  • BuzWeston BuzWeston on Nov 11, 2009

    There is an old lady in our neighborhood who drives a 1953 Chevrolet. It's her only car. It's never been restored. The paint is a little thin on the roof, but other than that, it's in good condition. It's amazing, especially in San Jose, that there are still people driving around in cars they bought 56 years ago. It's not Pasadena, but she's a genuine "little old lady."

    • Fincar1 Fincar1 on Nov 11, 2009

      When I lived in Corvallis, Oregon, in 1962 some little old lady who lived in a big house that took up about half the block had a pristine 1935 Ford coupe, black with green striping, that sounded like a new car as it drove by. It was about that same time that my grandfather in southern California quit driving the '39 Chevy half-ton pickup that was his only vehicle since it was new. When my uncle tried driving it he said that the transmission was totally balky, almost impossible to shift. I wish I'd had a chance to look at it then because it went to the wrecking yard right after that.

  • Andy D Andy D on Nov 11, 2009

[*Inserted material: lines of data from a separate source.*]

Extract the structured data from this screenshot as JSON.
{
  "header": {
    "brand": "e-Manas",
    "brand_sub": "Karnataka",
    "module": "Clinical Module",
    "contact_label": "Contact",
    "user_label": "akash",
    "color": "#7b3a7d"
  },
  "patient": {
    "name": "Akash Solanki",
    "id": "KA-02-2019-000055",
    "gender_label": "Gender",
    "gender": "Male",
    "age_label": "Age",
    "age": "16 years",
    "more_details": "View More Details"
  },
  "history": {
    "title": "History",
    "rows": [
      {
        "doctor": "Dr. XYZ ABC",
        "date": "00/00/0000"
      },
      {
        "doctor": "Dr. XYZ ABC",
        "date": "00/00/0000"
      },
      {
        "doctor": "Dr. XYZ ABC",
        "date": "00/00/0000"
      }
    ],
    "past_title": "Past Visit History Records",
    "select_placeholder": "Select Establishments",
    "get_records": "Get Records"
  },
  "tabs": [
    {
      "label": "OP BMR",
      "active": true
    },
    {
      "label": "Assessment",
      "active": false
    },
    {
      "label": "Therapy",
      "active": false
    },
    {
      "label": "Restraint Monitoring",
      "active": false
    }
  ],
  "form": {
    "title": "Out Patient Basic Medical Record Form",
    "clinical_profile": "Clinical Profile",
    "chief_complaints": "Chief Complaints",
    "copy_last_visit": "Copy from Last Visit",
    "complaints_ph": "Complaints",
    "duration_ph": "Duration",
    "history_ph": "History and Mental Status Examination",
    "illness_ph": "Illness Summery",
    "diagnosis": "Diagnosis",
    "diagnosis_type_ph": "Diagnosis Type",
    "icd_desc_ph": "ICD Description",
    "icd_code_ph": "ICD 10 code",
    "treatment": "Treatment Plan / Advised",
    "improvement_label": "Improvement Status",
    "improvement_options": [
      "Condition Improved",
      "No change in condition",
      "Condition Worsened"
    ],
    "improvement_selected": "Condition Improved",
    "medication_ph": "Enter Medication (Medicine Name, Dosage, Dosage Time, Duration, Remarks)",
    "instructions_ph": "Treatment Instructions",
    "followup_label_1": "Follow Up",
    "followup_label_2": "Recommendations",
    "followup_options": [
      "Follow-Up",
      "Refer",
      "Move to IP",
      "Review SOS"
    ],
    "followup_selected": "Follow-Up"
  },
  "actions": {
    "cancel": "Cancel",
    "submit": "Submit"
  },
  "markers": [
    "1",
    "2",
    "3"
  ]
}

    Fred Oxner, the patriarch of the Marshfield Centre Garage, had a pair of 47 Dodges , a sedan and a business coupe. Both had fluid drive and were used to push dead cars to the garage for repair. In the mid 80s, I was commuting in a 58 VW bug. My present fleet is a pair of 88 BMW 528 es

  • NotMyCircusNotMyMonkeys for that money, it had better be built by people listening to ABBA
  • Abrar Very easy and understanding explanation about brake paint
  • MaintenanceCosts We need cheaper batteries. This is a difficult proposition at $50k base/$60k as tested but would be pretty compelling at $40k base/$50k as tested.
  • Scott ?Wonder what Toyota will be using when they enter the market?
  • Fred The bigger issue is what happens to the other systems as demand dwindles? Will thet convert or will they just just shut down?